Poll bill proposals give EC more teethPolitical parties failing to hold intra-party elections at central and provincial levels on time could be deprived of participating in two consecutive elections if the current provision in bill on political parties is passed as it is.
Political parties failing to hold intra-party elections at central and provincial levels on time could be deprived of participating in two consecutive elections if the current provision in bill on political parties is passed as it is.
The bill, which has been sent to the state affairs committee of Parliament, would empower the EC to impose ban on such political parties from contesting two consecutive elections or fine up to Rs50,000 for failing to accomplish their responsibilities, including holding intra-party polls.
Clause 15 of the bill states that a political party should hold intra-party election at central and provincial levels at least once every five years in line with the statute of the concerned political party. Under the existing law, the EC does not have the authority to prevent any political parties from taking part in the general elections for failing to hold internal polls.
Nepali Congress (NC), the largest party in the Legislature-Parliament, held its general convention in March 2016—five years after the previous one but within six months after the expiry of five-year period as per the constitutional provision.
As per the new constitution, the parties can extend the date of general convention for six months under special circumstances. The bill has, however, proposed not to consider extending the six-month grace period for holding party’s internal election when it comes to applying the penalty clause.
The CPN (Maoist Centre), previously the UCPN (Maoist), organised its seventh general convention in 2013 after a gap of 21 years. Political parties have differing views on the proposed bill regarding giving more power to the EC.
“Allowing more power to the EC could lead the democracy to a controlled system,” Senior NC leader Ram Chandra Poudel told the Post. “As the election laws have reached to the parliamentary committee, the issues of concerns will be settled through discussions.”
However, senior CPN-UML leader Jhala Nath Khanal is in favour of giving more authority to the EC to check on illicit activities of certain parties that influence the election results.

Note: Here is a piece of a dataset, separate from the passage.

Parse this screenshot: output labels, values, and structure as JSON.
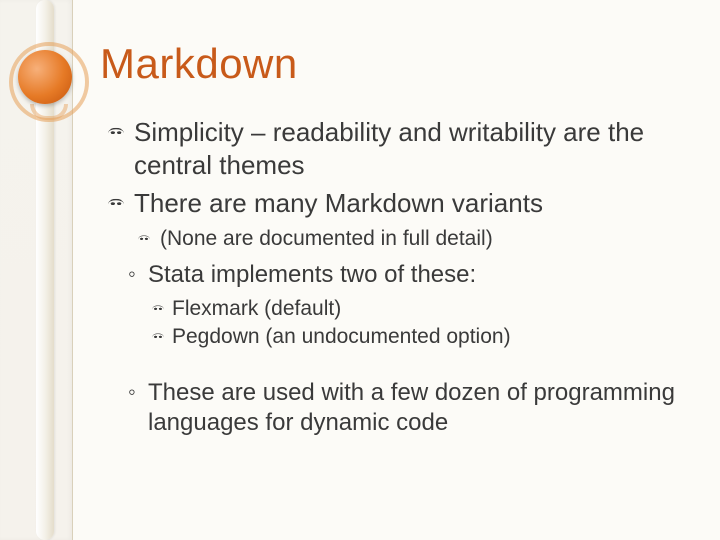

The proposed penalty will also be applicable for a party that does not make organisational structure at the central and provincial levels proportional-inclusive.
One of the key provisions in the proposed bill is that a political party should ensure a one-third representation of women in every layer of committee—from the central to the local level.
“The provision of imposing fines and ban on participating in the election could force the parties to be more inclusive,” said Khanal.
The penalty provision will also applicable for a party which does not submit its annual audit report for three consecutive years.
Any party failing to submit details about voluntary financial support as demanded by the EC, indulging in activities in breach of the EC regulations and failing to pay fines as instructed by the EC may also face the same penalty.
The current law on political parties has the provision of imposing a fine of Rs100 on the parties that fail to get their transactions audited or to submit the audit report to the EC on time.
The bill has also proposed to hike the fine amount to Rs20,000 for failure to get transactions audited six months after the end of fiscal year or submit the audit report to the EC in additional one month period. The bill has also proposed a fine of Rs10,000 for failing to provide accounting details of their transactions to a tax official designated by the EC. The parties faces a fine of Rs7,000 if they fail to make public the audit report.